Directions:
Restate the listing below line for line and word for word, without the pictures.

Recorded data:
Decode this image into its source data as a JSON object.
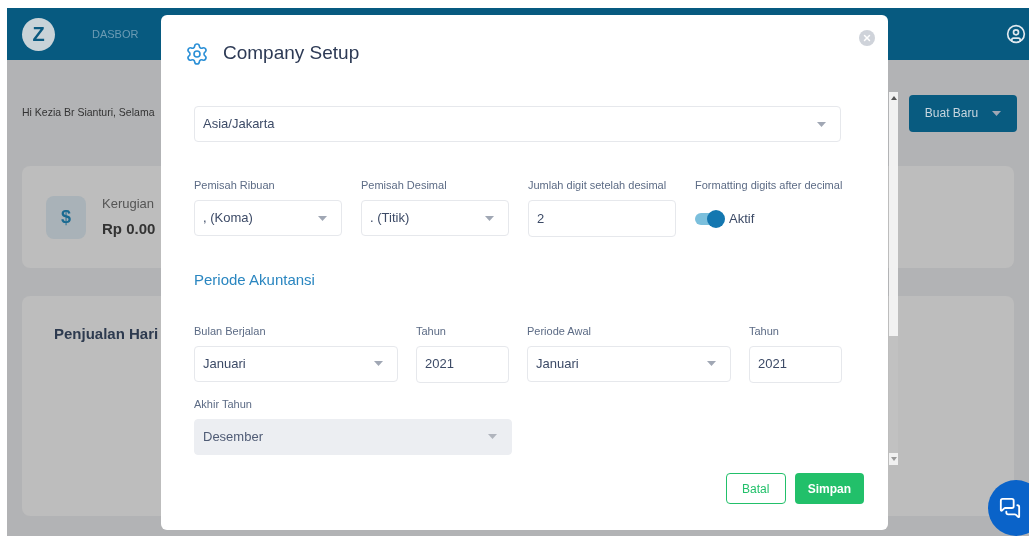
{
  "app": {
    "logo": "Z",
    "nav": [
      {
        "label": "DASBOR",
        "selected": false
      }
    ],
    "greeting": "Hi Kezia Br Sianturi, Selama",
    "create_button": "Buat Baru",
    "summary_card": {
      "symbol": "$",
      "title": "Kerugian",
      "value": "Rp 0.00"
    },
    "sales_card": {
      "title": "Penjualan Hari"
    }
  },
  "modal": {
    "title": "Company Setup",
    "timezone": {
      "value": "Asia/Jakarta",
      "kind": "select"
    },
    "row_1": [
      {
        "label": "Pemisah Ribuan",
        "value": ", (Koma)",
        "kind": "select"
      },
      {
        "label": "Pemisah Desimal",
        "value": ". (Titik)",
        "kind": "select"
      },
      {
        "label": "Jumlah digit setelah desimal",
        "value": "2",
        "kind": "input"
      },
      {
        "label": "Formatting digits after decimal",
        "value": "Aktif",
        "kind": "toggle",
        "on": true
      }
    ],
    "section_title": "Periode Akuntansi",
    "row_2": [
      {
        "label": "Bulan Berjalan",
        "value": "Januari",
        "kind": "select"
      },
      {
        "label": "Tahun",
        "value": "2021",
        "kind": "input"
      },
      {
        "label": "Periode Awal",
        "value": "Januari",
        "kind": "select"
      },
      {
        "label": "Tahun",
        "value": "2021",
        "kind": "input"
      }
    ],
    "year_end": {
      "label": "Akhir Tahun",
      "value": "Desember",
      "kind": "select",
      "disabled": true
    },
    "buttons": [
      {
        "label": "Batal",
        "kind": "secondary"
      },
      {
        "label": "Simpan",
        "kind": "primary"
      }
    ]
  }
}
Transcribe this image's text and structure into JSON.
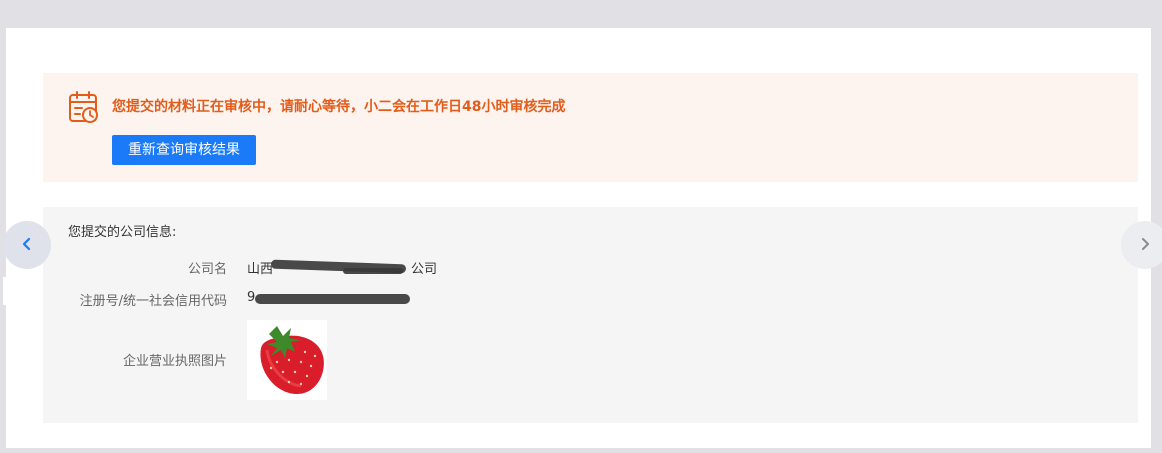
{
  "notice": {
    "icon": "calendar-clock-icon",
    "message": "您提交的材料正在审核中，请耐心等待，小二会在工作日48小时审核完成",
    "recheck_button": "重新查询审核结果",
    "accent_color": "#e35d1a",
    "button_color": "#1a7af8"
  },
  "company_info": {
    "title": "您提交的公司信息:",
    "rows": [
      {
        "label": "公司名",
        "value": "山西",
        "value_tail": "公司",
        "redacted": true
      },
      {
        "label": "注册号/统一社会信用代码",
        "value": "9",
        "redacted": true
      },
      {
        "label": "企业营业执照图片",
        "image": "strawberry-image"
      }
    ]
  },
  "navigation": {
    "prev_icon": "chevron-left-icon",
    "next_icon": "chevron-right-icon"
  }
}
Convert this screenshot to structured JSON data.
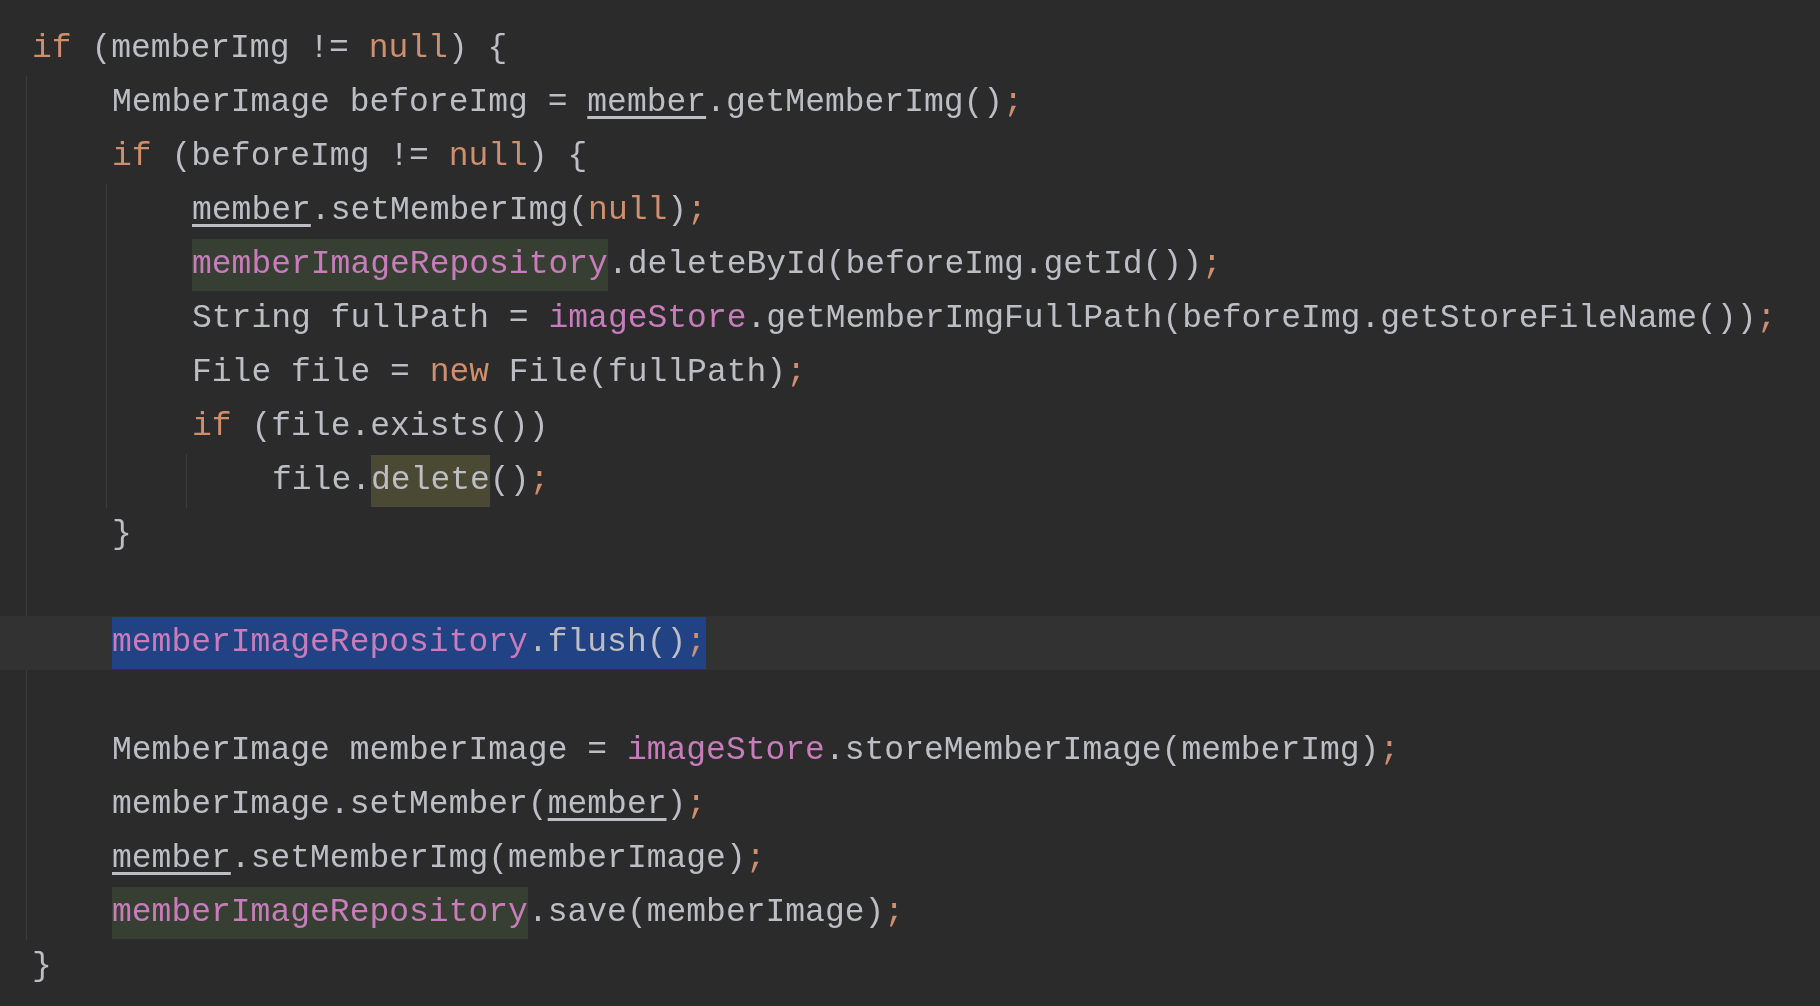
{
  "code": [
    {
      "kind": "code",
      "tokens": [
        {
          "text": "if",
          "kind": "keyword"
        },
        {
          "text": " (memberImg != ",
          "kind": "plain"
        },
        {
          "text": "null",
          "kind": "keyword"
        },
        {
          "text": ") {",
          "kind": "plain"
        }
      ],
      "children": [
        {
          "kind": "code",
          "tokens": [
            {
              "text": "MemberImage beforeImg = ",
              "kind": "plain"
            },
            {
              "text": "member",
              "kind": "variable"
            },
            {
              "text": ".getMemberImg()",
              "kind": "plain"
            },
            {
              "text": ";",
              "kind": "punct"
            }
          ]
        },
        {
          "kind": "code",
          "tokens": [
            {
              "text": "if",
              "kind": "keyword"
            },
            {
              "text": " (beforeImg != ",
              "kind": "plain"
            },
            {
              "text": "null",
              "kind": "keyword"
            },
            {
              "text": ") {",
              "kind": "plain"
            }
          ],
          "children": [
            {
              "kind": "code",
              "tokens": [
                {
                  "text": "member",
                  "kind": "variable"
                },
                {
                  "text": ".setMemberImg(",
                  "kind": "plain"
                },
                {
                  "text": "null",
                  "kind": "keyword"
                },
                {
                  "text": ")",
                  "kind": "plain"
                },
                {
                  "text": ";",
                  "kind": "punct"
                }
              ]
            },
            {
              "kind": "code",
              "tokens": [
                {
                  "text": "memberImageRepository",
                  "kind": "field",
                  "usage_highlighted": true
                },
                {
                  "text": ".deleteById(beforeImg.getId())",
                  "kind": "plain"
                },
                {
                  "text": ";",
                  "kind": "punct"
                }
              ]
            },
            {
              "kind": "code",
              "tokens": [
                {
                  "text": "String fullPath = ",
                  "kind": "plain"
                },
                {
                  "text": "imageStore",
                  "kind": "field"
                },
                {
                  "text": ".getMemberImgFullPath(beforeImg.getStoreFileName())",
                  "kind": "plain"
                },
                {
                  "text": ";",
                  "kind": "punct"
                }
              ]
            },
            {
              "kind": "code",
              "tokens": [
                {
                  "text": "File file = ",
                  "kind": "plain"
                },
                {
                  "text": "new",
                  "kind": "keyword"
                },
                {
                  "text": " File(fullPath)",
                  "kind": "plain"
                },
                {
                  "text": ";",
                  "kind": "punct"
                }
              ]
            },
            {
              "kind": "code",
              "tokens": [
                {
                  "text": "if",
                  "kind": "keyword"
                },
                {
                  "text": " (file.exists())",
                  "kind": "plain"
                }
              ],
              "children": [
                {
                  "kind": "code",
                  "tokens": [
                    {
                      "text": "file.",
                      "kind": "plain"
                    },
                    {
                      "text": "delete",
                      "kind": "plain",
                      "write_highlighted": true
                    },
                    {
                      "text": "()",
                      "kind": "plain"
                    },
                    {
                      "text": ";",
                      "kind": "punct"
                    }
                  ]
                }
              ]
            }
          ]
        },
        {
          "kind": "code",
          "tokens": [
            {
              "text": "}",
              "kind": "plain"
            }
          ]
        },
        {
          "kind": "blank"
        },
        {
          "kind": "code",
          "current": true,
          "tokens": [
            {
              "text": "memberImageRepository",
              "kind": "field",
              "selected": true
            },
            {
              "text": ".flush()",
              "kind": "plain",
              "selected": true
            },
            {
              "text": ";",
              "kind": "punct",
              "selected": true
            }
          ]
        },
        {
          "kind": "blank"
        },
        {
          "kind": "code",
          "tokens": [
            {
              "text": "MemberImage memberImage = ",
              "kind": "plain"
            },
            {
              "text": "imageStore",
              "kind": "field"
            },
            {
              "text": ".storeMemberImage(memberImg)",
              "kind": "plain"
            },
            {
              "text": ";",
              "kind": "punct"
            }
          ]
        },
        {
          "kind": "code",
          "tokens": [
            {
              "text": "memberImage.setMember(",
              "kind": "plain"
            },
            {
              "text": "member",
              "kind": "variable"
            },
            {
              "text": ")",
              "kind": "plain"
            },
            {
              "text": ";",
              "kind": "punct"
            }
          ]
        },
        {
          "kind": "code",
          "tokens": [
            {
              "text": "member",
              "kind": "variable"
            },
            {
              "text": ".setMemberImg(memberImage)",
              "kind": "plain"
            },
            {
              "text": ";",
              "kind": "punct"
            }
          ]
        },
        {
          "kind": "code",
          "tokens": [
            {
              "text": "memberImageRepository",
              "kind": "field",
              "usage_highlighted": true
            },
            {
              "text": ".save(memberImage)",
              "kind": "plain"
            },
            {
              "text": ";",
              "kind": "punct"
            }
          ]
        }
      ]
    },
    {
      "kind": "code",
      "tokens": [
        {
          "text": "}",
          "kind": "plain"
        }
      ]
    }
  ]
}
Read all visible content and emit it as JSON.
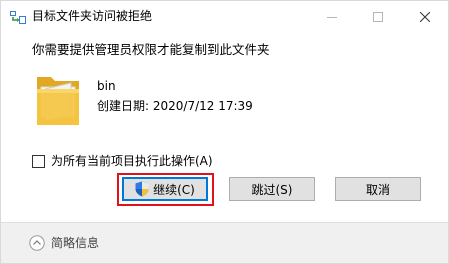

Solution to this problem:
Decode this image into its source data as a JSON object.
{
  "app": {
    "logo": "Z",
    "nav": [
      {
        "label": "DASBOR",
        "selected": false
      }
    ],
    "greeting": "Hi Kezia Br Sianturi, Selama",
    "create_button": "Buat Baru",
    "summary_card": {
      "symbol": "$",
      "title": "Kerugian",
      "value": "Rp 0.00"
    },
    "sales_card": {
      "title": "Penjualan Hari"
    }
  },
  "modal": {
    "title": "Company Setup",
    "timezone": {
      "value": "Asia/Jakarta",
      "kind": "select"
    },
    "row_1": [
      {
        "label": "Pemisah Ribuan",
        "value": ", (Koma)",
        "kind": "select"
      },
      {
        "label": "Pemisah Desimal",
        "value": ". (Titik)",
        "kind": "select"
      },
      {
        "label": "Jumlah digit setelah desimal",
        "value": "2",
        "kind": "input"
      },
      {
        "label": "Formatting digits after decimal",
        "value": "Aktif",
        "kind": "toggle",
        "on": true
      }
    ],
    "section_title": "Periode Akuntansi",
    "row_2": [
      {
        "label": "Bulan Berjalan",
        "value": "Januari",
        "kind": "select"
      },
      {
        "label": "Tahun",
        "value": "2021",
        "kind": "input"
      },
      {
        "label": "Periode Awal",
        "value": "Januari",
        "kind": "select"
      },
      {
        "label": "Tahun",
        "value": "2021",
        "kind": "input"
      }
    ],
    "year_end": {
      "label": "Akhir Tahun",
      "value": "Desember",
      "kind": "select",
      "disabled": true
    },
    "buttons": [
      {
        "label": "Batal",
        "kind": "secondary"
      },
      {
        "label": "Simpan",
        "kind": "primary"
      }
    ]
  }
}
Transcribe this image's text and structure into JSON.
{
  "notice": {
    "icon": "calendar-clock-icon",
    "message": "您提交的材料正在审核中，请耐心等待，小二会在工作日48小时审核完成",
    "recheck_button": "重新查询审核结果",
    "accent_color": "#e35d1a",
    "button_color": "#1a7af8"
  },
  "company_info": {
    "title": "您提交的公司信息:",
    "rows": [
      {
        "label": "公司名",
        "value": "山西",
        "value_tail": "公司",
        "redacted": true
      },
      {
        "label": "注册号/统一社会信用代码",
        "value": "9",
        "redacted": true
      },
      {
        "label": "企业营业执照图片",
        "image": "strawberry-image"
      }
    ]
  },
  "navigation": {
    "prev_icon": "chevron-left-icon",
    "next_icon": "chevron-right-icon"
  }
}
Convert this screenshot to structured JSON data.
{
  "code": [
    {
      "kind": "code",
      "tokens": [
        {
          "text": "if",
          "kind": "keyword"
        },
        {
          "text": " (memberImg != ",
          "kind": "plain"
        },
        {
          "text": "null",
          "kind": "keyword"
        },
        {
          "text": ") {",
          "kind": "plain"
        }
      ],
      "children": [
        {
          "kind": "code",
          "tokens": [
            {
              "text": "MemberImage beforeImg = ",
              "kind": "plain"
            },
            {
              "text": "member",
              "kind": "variable"
            },
            {
              "text": ".getMemberImg()",
              "kind": "plain"
            },
            {
              "text": ";",
              "kind": "punct"
            }
          ]
        },
        {
          "kind": "code",
          "tokens": [
            {
              "text": "if",
              "kind": "keyword"
            },
            {
              "text": " (beforeImg != ",
              "kind": "plain"
            },
            {
              "text": "null",
              "kind": "keyword"
            },
            {
              "text": ") {",
              "kind": "plain"
            }
          ],
          "children": [
            {
              "kind": "code",
              "tokens": [
                {
                  "text": "member",
                  "kind": "variable"
                },
                {
                  "text": ".setMemberImg(",
                  "kind": "plain"
                },
                {
                  "text": "null",
                  "kind": "keyword"
                },
                {
                  "text": ")",
                  "kind": "plain"
                },
                {
                  "text": ";",
                  "kind": "punct"
                }
              ]
            },
            {
              "kind": "code",
              "tokens": [
                {
                  "text": "memberImageRepository",
                  "kind": "field",
                  "usage_highlighted": true
                },
                {
                  "text": ".deleteById(beforeImg.getId())",
                  "kind": "plain"
                },
                {
                  "text": ";",
                  "kind": "punct"
                }
              ]
            },
            {
              "kind": "code",
              "tokens": [
                {
                  "text": "String fullPath = ",
                  "kind": "plain"
                },
                {
                  "text": "imageStore",
                  "kind": "field"
                },
                {
                  "text": ".getMemberImgFullPath(beforeImg.getStoreFileName())",
                  "kind": "plain"
                },
                {
                  "text": ";",
                  "kind": "punct"
                }
              ]
            },
            {
              "kind": "code",
              "tokens": [
                {
                  "text": "File file = ",
                  "kind": "plain"
                },
                {
                  "text": "new",
                  "kind": "keyword"
                },
                {
                  "text": " File(fullPath)",
                  "kind": "plain"
                },
                {
                  "text": ";",
                  "kind": "punct"
                }
              ]
            },
            {
              "kind": "code",
              "tokens": [
                {
                  "text": "if",
                  "kind": "keyword"
                },
                {
                  "text": " (file.exists())",
                  "kind": "plain"
                }
              ],
              "children": [
                {
                  "kind": "code",
                  "tokens": [
                    {
                      "text": "file.",
                      "kind": "plain"
                    },
                    {
                      "text": "delete",
                      "kind": "plain",
                      "write_highlighted": true
                    },
                    {
                      "text": "()",
                      "kind": "plain"
                    },
                    {
                      "text": ";",
                      "kind": "punct"
                    }
                  ]
                }
              ]
            }
          ]
        },
        {
          "kind": "code",
          "tokens": [
            {
              "text": "}",
              "kind": "plain"
            }
          ]
        },
        {
          "kind": "blank"
        },
        {
          "kind": "code",
          "current": true,
          "tokens": [
            {
              "text": "memberImageRepository",
              "kind": "field",
              "selected": true
            },
            {
              "text": ".flush()",
              "kind": "plain",
              "selected": true
            },
            {
              "text": ";",
              "kind": "punct",
              "selected": true
            }
          ]
        },
        {
          "kind": "blank"
        },
        {
          "kind": "code",
          "tokens": [
            {
              "text": "MemberImage memberImage = ",
              "kind": "plain"
            },
            {
              "text": "imageStore",
              "kind": "field"
            },
            {
              "text": ".storeMemberImage(memberImg)",
              "kind": "plain"
            },
            {
              "text": ";",
              "kind": "punct"
            }
          ]
        },
        {
          "kind": "code",
          "tokens": [
            {
              "text": "memberImage.setMember(",
              "kind": "plain"
            },
            {
              "text": "member",
              "kind": "variable"
            },
            {
              "text": ")",
              "kind": "plain"
            },
            {
              "text": ";",
              "kind": "punct"
            }
          ]
        },
        {
          "kind": "code",
          "tokens": [
            {
              "text": "member",
              "kind": "variable"
            },
            {
              "text": ".setMemberImg(memberImage)",
              "kind": "plain"
            },
            {
              "text": ";",
              "kind": "punct"
            }
          ]
        },
        {
          "kind": "code",
          "tokens": [
            {
              "text": "memberImageRepository",
              "kind": "field",
              "usage_highlighted": true
            },
            {
              "text": ".save(memberImage)",
              "kind": "plain"
            },
            {
              "text": ";",
              "kind": "punct"
            }
          ]
        }
      ]
    },
    {
      "kind": "code",
      "tokens": [
        {
          "text": "}",
          "kind": "plain"
        }
      ]
    }
  ]
}
Read all visible content and emit it as JSON.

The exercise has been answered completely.